**Task requirements**: Give back every record precisely.

(Records for this exercise begins)

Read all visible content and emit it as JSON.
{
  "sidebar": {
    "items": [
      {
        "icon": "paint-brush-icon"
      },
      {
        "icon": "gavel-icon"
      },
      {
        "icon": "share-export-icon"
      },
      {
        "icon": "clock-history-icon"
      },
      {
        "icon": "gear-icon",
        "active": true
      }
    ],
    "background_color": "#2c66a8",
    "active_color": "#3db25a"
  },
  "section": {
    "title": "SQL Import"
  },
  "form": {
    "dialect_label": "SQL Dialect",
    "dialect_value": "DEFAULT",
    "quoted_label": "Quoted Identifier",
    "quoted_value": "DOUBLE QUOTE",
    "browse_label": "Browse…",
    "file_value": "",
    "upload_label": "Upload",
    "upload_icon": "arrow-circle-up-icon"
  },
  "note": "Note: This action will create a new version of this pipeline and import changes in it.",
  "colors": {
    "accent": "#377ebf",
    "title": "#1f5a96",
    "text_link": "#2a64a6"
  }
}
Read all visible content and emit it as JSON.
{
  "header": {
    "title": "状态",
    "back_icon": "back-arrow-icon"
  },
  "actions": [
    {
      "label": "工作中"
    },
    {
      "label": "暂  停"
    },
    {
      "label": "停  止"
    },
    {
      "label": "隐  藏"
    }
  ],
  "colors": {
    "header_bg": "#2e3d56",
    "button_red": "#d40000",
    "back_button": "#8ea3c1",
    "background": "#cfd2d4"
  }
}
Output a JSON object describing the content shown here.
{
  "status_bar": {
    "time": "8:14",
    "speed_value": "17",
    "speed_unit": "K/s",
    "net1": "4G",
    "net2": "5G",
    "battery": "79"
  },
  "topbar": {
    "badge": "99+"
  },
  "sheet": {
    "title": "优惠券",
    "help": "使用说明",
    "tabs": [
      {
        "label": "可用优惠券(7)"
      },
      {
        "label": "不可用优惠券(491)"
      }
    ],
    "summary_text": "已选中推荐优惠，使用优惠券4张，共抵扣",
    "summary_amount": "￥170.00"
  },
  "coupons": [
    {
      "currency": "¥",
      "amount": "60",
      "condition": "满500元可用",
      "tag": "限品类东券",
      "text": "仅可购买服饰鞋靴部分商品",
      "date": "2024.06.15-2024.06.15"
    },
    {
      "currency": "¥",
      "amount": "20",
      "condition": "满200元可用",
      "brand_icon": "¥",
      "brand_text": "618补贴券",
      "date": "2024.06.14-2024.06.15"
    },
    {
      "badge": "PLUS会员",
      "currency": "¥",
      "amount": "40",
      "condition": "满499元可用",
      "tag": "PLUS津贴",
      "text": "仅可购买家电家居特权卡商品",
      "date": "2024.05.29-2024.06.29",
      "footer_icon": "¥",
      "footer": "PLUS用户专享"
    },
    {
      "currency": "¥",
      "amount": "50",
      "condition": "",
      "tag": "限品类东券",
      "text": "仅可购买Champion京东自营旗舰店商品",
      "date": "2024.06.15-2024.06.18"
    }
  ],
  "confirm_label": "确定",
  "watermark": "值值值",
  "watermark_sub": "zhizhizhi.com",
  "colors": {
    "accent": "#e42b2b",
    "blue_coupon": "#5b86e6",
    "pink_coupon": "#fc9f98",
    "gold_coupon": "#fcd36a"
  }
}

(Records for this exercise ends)

**Task result**:
Read all visible content and emit it as JSON.
{
  "sidebar": {
    "items": [
      {
        "icon": "paint-brush-icon"
      },
      {
        "icon": "gavel-icon"
      },
      {
        "icon": "share-export-icon"
      },
      {
        "icon": "clock-history-icon"
      },
      {
        "icon": "gear-icon",
        "active": true
      }
    ],
    "background_color": "#2c66a8",
    "active_color": "#3db25a"
  },
  "section": {
    "title": "SQL Import"
  },
  "form": {
    "dialect_label": "SQL Dialect",
    "dialect_value": "DEFAULT",
    "quoted_label": "Quoted Identifier",
    "quoted_value": "DOUBLE QUOTE",
    "browse_label": "Browse…",
    "file_value": "",
    "upload_label": "Upload",
    "upload_icon": "arrow-circle-up-icon"
  },
  "note": "Note: This action will create a new version of this pipeline and import changes in it.",
  "colors": {
    "accent": "#377ebf",
    "title": "#1f5a96",
    "text_link": "#2a64a6"
  }
}
Read all visible content and emit it as JSON.
{
  "header": {
    "title": "状态",
    "back_icon": "back-arrow-icon"
  },
  "actions": [
    {
      "label": "工作中"
    },
    {
      "label": "暂  停"
    },
    {
      "label": "停  止"
    },
    {
      "label": "隐  藏"
    }
  ],
  "colors": {
    "header_bg": "#2e3d56",
    "button_red": "#d40000",
    "back_button": "#8ea3c1",
    "background": "#cfd2d4"
  }
}
Output a JSON object describing the content shown here.
{
  "status_bar": {
    "time": "8:14",
    "speed_value": "17",
    "speed_unit": "K/s",
    "net1": "4G",
    "net2": "5G",
    "battery": "79"
  },
  "topbar": {
    "badge": "99+"
  },
  "sheet": {
    "title": "优惠券",
    "help": "使用说明",
    "tabs": [
      {
        "label": "可用优惠券(7)"
      },
      {
        "label": "不可用优惠券(491)"
      }
    ],
    "summary_text": "已选中推荐优惠，使用优惠券4张，共抵扣",
    "summary_amount": "￥170.00"
  },
  "coupons": [
    {
      "currency": "¥",
      "amount": "60",
      "condition": "满500元可用",
      "tag": "限品类东券",
      "text": "仅可购买服饰鞋靴部分商品",
      "date": "2024.06.15-2024.06.15"
    },
    {
      "currency": "¥",
      "amount": "20",
      "condition": "满200元可用",
      "brand_icon": "¥",
      "brand_text": "618补贴券",
      "date": "2024.06.14-2024.06.15"
    },
    {
      "badge": "PLUS会员",
      "currency": "¥",
      "amount": "40",
      "condition": "满499元可用",
      "tag": "PLUS津贴",
      "text": "仅可购买家电家居特权卡商品",
      "date": "2024.05.29-2024.06.29",
      "footer_icon": "¥",
      "footer": "PLUS用户专享"
    },
    {
      "currency": "¥",
      "amount": "50",
      "condition": "",
      "tag": "限品类东券",
      "text": "仅可购买Champion京东自营旗舰店商品",
      "date": "2024.06.15-2024.06.18"
    }
  ],
  "confirm_label": "确定",
  "watermark": "值值值",
  "watermark_sub": "zhizhizhi.com",
  "colors": {
    "accent": "#e42b2b",
    "blue_coupon": "#5b86e6",
    "pink_coupon": "#fc9f98",
    "gold_coupon": "#fcd36a"
  }
}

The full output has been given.